I recorded two albums where, during the recording the process and doing the mix, we were thinking in terms of quadraphonic sound. And I went back to remix, from memory, the Aqualung album and Warchild in quadraphonic sound after they had been recorded and released. So I did have an experience of working in quadraphonic back in the mid-’70s. It was an interesting option, but it was hampered by the reality of trying to record the rear two channels and to encode them digitally, because the quality of digital encoding, at that point, was very crude. And they had to be cut on the quadraphonic vinyl album which meant that the encoding for the rear two channels was subject to a lot of distortion and very limited bandwidth.
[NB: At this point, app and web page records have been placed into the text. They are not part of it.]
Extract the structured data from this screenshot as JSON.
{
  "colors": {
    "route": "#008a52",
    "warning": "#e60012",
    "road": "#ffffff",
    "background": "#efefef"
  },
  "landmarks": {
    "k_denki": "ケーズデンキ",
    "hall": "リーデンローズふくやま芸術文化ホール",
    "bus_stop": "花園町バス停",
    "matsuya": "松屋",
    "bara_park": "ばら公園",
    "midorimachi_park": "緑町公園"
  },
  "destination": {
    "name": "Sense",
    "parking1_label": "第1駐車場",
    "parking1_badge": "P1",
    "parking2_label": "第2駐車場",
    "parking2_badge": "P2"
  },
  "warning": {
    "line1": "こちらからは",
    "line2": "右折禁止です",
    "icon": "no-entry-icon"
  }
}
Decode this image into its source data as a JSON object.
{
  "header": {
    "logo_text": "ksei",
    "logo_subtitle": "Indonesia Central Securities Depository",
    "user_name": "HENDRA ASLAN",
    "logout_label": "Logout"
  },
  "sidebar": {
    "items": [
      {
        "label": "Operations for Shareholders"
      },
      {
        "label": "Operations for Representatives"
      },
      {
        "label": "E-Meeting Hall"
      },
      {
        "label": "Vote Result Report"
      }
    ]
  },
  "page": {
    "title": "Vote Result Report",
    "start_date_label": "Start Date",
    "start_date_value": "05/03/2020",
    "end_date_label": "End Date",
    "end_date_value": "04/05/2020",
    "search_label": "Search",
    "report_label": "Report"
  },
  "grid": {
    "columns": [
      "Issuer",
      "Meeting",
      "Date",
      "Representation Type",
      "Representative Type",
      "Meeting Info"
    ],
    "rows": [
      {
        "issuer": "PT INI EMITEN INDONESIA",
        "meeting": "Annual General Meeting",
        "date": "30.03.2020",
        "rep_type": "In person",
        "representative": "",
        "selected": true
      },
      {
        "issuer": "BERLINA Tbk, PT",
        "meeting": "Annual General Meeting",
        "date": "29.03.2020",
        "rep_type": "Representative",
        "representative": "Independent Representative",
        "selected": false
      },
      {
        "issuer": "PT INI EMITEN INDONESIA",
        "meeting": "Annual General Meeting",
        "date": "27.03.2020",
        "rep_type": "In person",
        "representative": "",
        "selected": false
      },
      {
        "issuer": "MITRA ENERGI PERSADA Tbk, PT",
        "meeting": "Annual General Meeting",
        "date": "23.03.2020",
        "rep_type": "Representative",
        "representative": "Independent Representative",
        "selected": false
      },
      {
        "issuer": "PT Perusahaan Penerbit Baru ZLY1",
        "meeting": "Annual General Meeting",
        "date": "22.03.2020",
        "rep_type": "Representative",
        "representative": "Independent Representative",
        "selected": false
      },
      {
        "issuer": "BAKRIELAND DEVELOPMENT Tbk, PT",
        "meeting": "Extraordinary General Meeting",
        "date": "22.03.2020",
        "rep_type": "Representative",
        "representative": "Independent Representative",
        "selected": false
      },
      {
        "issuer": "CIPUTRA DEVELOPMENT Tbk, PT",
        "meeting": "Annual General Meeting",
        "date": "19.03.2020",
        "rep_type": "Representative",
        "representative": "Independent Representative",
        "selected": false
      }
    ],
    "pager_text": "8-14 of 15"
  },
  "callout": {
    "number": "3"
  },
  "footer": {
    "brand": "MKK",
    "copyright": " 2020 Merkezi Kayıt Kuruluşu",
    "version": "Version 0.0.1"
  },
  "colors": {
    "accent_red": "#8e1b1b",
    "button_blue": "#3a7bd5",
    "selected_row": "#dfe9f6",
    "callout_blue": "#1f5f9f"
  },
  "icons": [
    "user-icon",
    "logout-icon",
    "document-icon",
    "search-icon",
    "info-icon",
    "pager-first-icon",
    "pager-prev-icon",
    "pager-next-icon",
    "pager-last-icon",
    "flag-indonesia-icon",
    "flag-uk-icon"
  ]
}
It was never really going to happen.
Quadraphonic sound did become the precursor for what became the CD. The idea that you could digitally encode audio signals was something that began in the ‘70s and then really took root in the early ‘80s. So that was a very useful technology in that regard. But quadraphonic vinyl albums, that was just a bit of a side show; it was never really going to happen. It was not good quality and something we could've probably done without. But having sat in many studios and listened to 5.1 surround mixes and more recently listened to things in Dolby Surround and Sony 360, I can see why it has its place.
But, frankly for me, I’m only possessed of two ears, and they are quite directional, and I enjoy listening to music in stereo. I don't really feel the need to rush out and spend many, many, many thousands of pounds or dollars on a system that would allow me to play back surround sound. I have no interest in spending that money and forever doing something to a room in my house which would render it unsaleable. Because if you're going to do that job properly, you're talking about a studio installation that's going to cost you a serious amount of money. You know, the only time I ever listen to music is when I'm making a record, so I have no interest in having some high-tech listening room to listen to other people's music!
Some artists are employing multi-channel sound onstage and in concert. What are your thoughts on that?
If you start to scatter musical sound sources around a 360 degree audio environment, well, that's not the way you hear music. Even standing on the stage, that's not the way I hear music. I guess, if you're in the middle of a symphony orchestra, perhaps that would have some credibility. But frankly, most of us on a concert stage are too busy trying to remember what note to play next rather than listening to the people around us in that kind of a way.
RökFlöte came together quite quickly on the heels of The Zealot Gene. Can we expect you to keep up that kind of pace going forward?
I have another project in mind for release in October of 2024, which I'll really start getting to grips with in October of this year, but that is a way off. I know what it's about; I know the general subject material and how I'm going to go about doing it, but I've deliberately avoided putting anything too detailed in terms of pen to paper at this point.
Because when I start working it, I want to have momentum. I want to have a gathering storm of ideas and creativity to pass on to the guys of the band. I don't want to [start] and then maybe a year goes by before I really get around to seriously working on the mastering and recording of it. An album has got to have some momentum, some life where you begin, you develop, you make some demos, you get in the studio, rehearse it, record it, and mix it, master it, do all the album artwork, and release it. There's got to be a continuity there to keep the energy level up. And the time for that is: not yet.
Jethro Tull’s September 29 live date at the Thunder Valley Casino Resort is near the end of the band’s North American leg; from there it’s off to Europe, then back to the Eastern U.S., then to Europe again. And the group has dates – including a South American run of concerts – well into mid-2024.